Affinnova found that consumer perceptions of flavors are highly flexible; flavors which at first sound uninteresting become more tempting when combined with other ingredients. Additionally, some brands own certain flavors in the minds of consumers, allowing them to capitalize on food innovations other brands could never pull off.
What you will learn:
- Flavor combinations can fuel breakthrough products: While individual ingredients may have limited appeal, when paired with others flavors the potential for a breakthrough grows exponentially.
- “Flavor Focused” line extensions drive growth: Launching food line extensions come with the risk of cannibalizing sales for existing products. But, products with aggressive flavors can create enough differentiation to attract new consumers.
- “Local flavors” not what locals want: Consumers are intrigued by flavors that are not widely-ingrained in their local heritage.
- Certain brands own certain flavors: Not all brands can own and offer a flavor combination with equal success.

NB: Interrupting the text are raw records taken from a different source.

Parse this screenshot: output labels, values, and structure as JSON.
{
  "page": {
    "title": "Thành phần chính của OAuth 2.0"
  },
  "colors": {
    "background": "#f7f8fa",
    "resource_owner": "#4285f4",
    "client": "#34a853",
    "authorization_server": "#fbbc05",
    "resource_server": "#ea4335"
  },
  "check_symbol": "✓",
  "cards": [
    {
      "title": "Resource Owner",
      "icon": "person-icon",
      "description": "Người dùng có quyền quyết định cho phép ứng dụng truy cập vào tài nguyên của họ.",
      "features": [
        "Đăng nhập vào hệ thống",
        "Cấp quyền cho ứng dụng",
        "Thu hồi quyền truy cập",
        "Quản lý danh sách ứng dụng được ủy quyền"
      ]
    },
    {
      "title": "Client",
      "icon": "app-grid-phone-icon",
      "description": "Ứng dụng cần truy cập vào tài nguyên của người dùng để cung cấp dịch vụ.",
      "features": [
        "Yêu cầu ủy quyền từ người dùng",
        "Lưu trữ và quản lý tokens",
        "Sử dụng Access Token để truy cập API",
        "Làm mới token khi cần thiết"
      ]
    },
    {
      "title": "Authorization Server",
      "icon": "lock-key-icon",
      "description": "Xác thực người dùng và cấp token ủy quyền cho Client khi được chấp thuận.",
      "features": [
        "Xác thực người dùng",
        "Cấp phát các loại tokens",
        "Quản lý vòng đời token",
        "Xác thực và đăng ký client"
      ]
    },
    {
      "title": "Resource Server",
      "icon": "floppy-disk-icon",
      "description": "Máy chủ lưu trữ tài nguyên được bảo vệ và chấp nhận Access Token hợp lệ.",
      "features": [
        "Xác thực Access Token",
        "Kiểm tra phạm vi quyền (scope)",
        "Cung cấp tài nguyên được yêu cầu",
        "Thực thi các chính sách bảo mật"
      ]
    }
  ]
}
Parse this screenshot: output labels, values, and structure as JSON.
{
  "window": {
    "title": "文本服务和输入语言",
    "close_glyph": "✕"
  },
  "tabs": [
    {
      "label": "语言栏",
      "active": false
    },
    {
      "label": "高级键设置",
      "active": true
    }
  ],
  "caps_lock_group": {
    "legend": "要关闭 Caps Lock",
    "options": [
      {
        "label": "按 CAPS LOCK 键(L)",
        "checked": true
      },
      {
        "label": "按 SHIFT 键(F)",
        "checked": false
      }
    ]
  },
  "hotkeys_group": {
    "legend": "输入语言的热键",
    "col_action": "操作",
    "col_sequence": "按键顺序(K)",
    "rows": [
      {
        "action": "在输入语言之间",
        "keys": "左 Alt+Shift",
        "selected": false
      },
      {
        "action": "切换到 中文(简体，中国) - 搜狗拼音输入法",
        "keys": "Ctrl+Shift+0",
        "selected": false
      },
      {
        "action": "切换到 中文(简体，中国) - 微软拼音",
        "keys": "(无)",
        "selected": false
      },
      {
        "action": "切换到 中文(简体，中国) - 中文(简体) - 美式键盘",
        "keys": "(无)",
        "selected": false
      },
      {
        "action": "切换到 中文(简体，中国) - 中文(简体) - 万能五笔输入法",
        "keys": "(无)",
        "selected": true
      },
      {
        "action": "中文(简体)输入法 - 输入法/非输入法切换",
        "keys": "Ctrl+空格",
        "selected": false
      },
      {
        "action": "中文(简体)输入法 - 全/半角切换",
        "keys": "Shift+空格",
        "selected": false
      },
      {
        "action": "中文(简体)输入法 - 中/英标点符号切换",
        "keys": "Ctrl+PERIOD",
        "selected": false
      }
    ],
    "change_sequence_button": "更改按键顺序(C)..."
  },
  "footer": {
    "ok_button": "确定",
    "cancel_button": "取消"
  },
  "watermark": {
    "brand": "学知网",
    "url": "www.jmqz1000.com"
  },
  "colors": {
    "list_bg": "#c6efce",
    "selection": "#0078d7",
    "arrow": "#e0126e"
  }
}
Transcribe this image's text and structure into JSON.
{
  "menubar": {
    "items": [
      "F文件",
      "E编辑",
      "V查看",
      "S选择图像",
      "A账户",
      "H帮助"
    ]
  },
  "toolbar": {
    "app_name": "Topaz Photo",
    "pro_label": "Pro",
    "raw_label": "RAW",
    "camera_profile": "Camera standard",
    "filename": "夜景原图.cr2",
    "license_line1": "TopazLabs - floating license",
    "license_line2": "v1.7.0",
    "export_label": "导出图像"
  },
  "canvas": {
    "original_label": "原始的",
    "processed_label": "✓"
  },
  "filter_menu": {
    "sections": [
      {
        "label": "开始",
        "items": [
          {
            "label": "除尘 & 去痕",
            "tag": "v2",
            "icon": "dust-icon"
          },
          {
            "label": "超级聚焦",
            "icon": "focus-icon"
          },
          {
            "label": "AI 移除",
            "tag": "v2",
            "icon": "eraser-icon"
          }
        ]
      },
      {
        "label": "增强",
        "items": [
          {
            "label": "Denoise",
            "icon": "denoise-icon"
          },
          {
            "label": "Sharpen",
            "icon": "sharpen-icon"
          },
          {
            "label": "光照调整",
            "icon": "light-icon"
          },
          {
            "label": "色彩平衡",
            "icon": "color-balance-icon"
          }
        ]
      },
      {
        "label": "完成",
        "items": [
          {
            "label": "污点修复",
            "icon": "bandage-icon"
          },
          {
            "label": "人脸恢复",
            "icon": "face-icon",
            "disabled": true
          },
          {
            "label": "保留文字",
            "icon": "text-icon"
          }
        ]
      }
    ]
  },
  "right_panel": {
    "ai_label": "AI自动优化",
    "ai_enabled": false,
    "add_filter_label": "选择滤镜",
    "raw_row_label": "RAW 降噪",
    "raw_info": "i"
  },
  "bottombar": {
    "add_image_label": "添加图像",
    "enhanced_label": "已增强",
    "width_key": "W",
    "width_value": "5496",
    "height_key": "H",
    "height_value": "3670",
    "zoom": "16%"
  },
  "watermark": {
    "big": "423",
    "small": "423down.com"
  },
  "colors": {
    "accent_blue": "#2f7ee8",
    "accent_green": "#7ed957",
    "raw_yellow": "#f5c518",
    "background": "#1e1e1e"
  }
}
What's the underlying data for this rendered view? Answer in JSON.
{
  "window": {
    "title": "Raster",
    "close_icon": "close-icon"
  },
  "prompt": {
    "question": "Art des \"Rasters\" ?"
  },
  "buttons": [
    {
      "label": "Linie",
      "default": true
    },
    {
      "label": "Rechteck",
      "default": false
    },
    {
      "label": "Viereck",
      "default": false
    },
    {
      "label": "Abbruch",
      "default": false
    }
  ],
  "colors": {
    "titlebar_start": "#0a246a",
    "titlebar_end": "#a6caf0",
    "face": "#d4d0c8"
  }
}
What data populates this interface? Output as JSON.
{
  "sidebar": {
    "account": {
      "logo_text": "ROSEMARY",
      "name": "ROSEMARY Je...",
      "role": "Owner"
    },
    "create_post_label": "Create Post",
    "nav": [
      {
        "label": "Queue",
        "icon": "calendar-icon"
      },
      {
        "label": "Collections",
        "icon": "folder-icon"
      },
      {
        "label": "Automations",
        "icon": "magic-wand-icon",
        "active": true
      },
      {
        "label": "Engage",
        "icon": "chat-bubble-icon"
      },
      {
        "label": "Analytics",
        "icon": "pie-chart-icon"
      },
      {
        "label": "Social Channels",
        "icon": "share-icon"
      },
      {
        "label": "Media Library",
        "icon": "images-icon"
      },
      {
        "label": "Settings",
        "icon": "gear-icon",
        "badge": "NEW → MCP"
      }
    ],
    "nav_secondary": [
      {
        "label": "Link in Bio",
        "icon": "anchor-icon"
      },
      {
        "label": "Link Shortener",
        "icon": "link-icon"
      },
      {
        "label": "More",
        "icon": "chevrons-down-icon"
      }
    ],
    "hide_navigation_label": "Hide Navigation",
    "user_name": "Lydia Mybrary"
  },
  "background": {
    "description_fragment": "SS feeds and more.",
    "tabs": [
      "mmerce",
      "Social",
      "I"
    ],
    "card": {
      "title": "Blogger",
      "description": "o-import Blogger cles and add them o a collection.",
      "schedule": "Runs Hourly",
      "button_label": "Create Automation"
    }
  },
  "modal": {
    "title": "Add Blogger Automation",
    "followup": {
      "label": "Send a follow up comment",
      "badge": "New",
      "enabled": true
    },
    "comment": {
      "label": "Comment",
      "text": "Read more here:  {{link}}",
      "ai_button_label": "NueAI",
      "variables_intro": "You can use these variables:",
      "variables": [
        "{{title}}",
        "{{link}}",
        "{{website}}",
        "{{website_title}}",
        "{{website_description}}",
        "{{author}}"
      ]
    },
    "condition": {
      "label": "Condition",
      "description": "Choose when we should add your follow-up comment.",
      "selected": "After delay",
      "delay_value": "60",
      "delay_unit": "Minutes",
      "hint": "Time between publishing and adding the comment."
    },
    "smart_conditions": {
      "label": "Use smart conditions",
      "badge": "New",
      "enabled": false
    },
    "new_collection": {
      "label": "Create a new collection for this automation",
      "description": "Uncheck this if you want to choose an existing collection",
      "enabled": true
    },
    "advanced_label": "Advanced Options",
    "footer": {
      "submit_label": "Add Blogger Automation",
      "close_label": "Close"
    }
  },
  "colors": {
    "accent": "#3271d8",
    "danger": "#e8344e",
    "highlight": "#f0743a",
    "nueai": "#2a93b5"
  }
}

"For food manufacturers and restaurants, it’s critical to maximize the taste promise or anticipated taste to increase the sales of new products. When customers see an appealing flavor proposition they’re likely to try it. But based on first year sales numbers for new food products in 2012, few companies have mastered the art of anticipated taste."